PROBLEM DESCRIPTION
Look through the records below and copy each line that includes the word "duration".

[Start of section]

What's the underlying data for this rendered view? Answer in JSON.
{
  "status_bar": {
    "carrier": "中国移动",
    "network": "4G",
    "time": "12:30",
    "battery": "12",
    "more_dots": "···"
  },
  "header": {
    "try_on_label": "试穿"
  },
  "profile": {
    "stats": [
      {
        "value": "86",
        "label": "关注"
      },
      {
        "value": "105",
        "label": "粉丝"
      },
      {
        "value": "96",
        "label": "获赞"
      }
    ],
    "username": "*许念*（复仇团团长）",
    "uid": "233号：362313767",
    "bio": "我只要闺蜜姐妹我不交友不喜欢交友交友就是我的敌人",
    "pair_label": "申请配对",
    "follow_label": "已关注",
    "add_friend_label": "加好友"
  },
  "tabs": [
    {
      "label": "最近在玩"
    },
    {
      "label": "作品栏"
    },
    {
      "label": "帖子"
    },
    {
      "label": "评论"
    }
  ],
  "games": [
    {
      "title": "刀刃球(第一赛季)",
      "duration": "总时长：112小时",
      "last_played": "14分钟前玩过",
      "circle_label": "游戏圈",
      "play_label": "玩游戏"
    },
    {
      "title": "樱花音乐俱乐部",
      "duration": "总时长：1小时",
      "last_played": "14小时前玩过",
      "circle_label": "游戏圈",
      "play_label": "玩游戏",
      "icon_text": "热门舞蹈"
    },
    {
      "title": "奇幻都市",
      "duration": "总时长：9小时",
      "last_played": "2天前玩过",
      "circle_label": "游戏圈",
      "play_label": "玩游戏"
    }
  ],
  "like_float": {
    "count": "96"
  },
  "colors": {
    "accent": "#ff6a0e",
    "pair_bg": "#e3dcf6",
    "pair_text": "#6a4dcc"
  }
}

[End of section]

OUTPUT FOR THIS TASK
      "duration": "总时长：112小时",
      "duration": "总时长：1小时",
      "duration": "总时长：9小时",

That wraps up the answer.